▶ About this task
The reply must consist of one number: how many lines of the data include the word "forward".

▶ Data
#####
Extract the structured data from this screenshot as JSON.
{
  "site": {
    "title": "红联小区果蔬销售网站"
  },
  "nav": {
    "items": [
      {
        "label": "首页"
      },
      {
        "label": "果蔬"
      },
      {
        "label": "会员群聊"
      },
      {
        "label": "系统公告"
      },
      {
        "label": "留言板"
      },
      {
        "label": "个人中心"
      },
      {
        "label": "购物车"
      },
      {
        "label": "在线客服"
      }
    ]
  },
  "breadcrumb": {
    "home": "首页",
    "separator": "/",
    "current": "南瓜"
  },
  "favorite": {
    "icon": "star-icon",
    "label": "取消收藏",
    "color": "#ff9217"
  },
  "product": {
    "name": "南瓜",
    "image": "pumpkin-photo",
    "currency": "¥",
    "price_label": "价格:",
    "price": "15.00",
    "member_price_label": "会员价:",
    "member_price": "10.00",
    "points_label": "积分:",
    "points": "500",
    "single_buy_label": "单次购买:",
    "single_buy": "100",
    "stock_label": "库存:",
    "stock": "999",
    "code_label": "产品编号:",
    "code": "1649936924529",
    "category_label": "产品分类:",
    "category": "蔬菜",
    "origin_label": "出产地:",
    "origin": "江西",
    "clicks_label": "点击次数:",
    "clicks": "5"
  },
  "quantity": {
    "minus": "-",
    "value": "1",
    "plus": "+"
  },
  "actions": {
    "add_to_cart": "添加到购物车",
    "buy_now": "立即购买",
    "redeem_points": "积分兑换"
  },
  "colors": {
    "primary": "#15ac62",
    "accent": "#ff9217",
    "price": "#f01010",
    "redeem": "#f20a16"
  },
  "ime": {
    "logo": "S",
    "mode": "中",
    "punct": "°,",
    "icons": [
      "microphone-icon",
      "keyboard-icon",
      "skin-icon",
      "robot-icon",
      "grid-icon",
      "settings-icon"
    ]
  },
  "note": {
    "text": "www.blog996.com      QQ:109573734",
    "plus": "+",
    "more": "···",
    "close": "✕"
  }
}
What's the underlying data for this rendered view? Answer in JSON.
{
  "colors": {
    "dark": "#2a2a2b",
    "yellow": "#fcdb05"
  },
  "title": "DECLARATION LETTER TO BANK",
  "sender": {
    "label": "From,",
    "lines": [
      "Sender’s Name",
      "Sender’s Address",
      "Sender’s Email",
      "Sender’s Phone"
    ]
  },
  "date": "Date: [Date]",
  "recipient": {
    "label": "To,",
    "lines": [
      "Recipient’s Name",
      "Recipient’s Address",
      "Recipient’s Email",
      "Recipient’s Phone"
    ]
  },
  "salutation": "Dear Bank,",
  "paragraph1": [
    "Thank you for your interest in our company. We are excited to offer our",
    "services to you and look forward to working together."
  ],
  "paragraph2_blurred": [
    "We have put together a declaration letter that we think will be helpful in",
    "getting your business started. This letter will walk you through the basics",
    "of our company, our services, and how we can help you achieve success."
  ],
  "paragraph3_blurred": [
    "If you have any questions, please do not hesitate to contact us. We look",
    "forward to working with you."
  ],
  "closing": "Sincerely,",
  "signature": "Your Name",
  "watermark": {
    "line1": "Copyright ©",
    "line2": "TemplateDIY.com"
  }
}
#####
▶ Solution to this exercise
2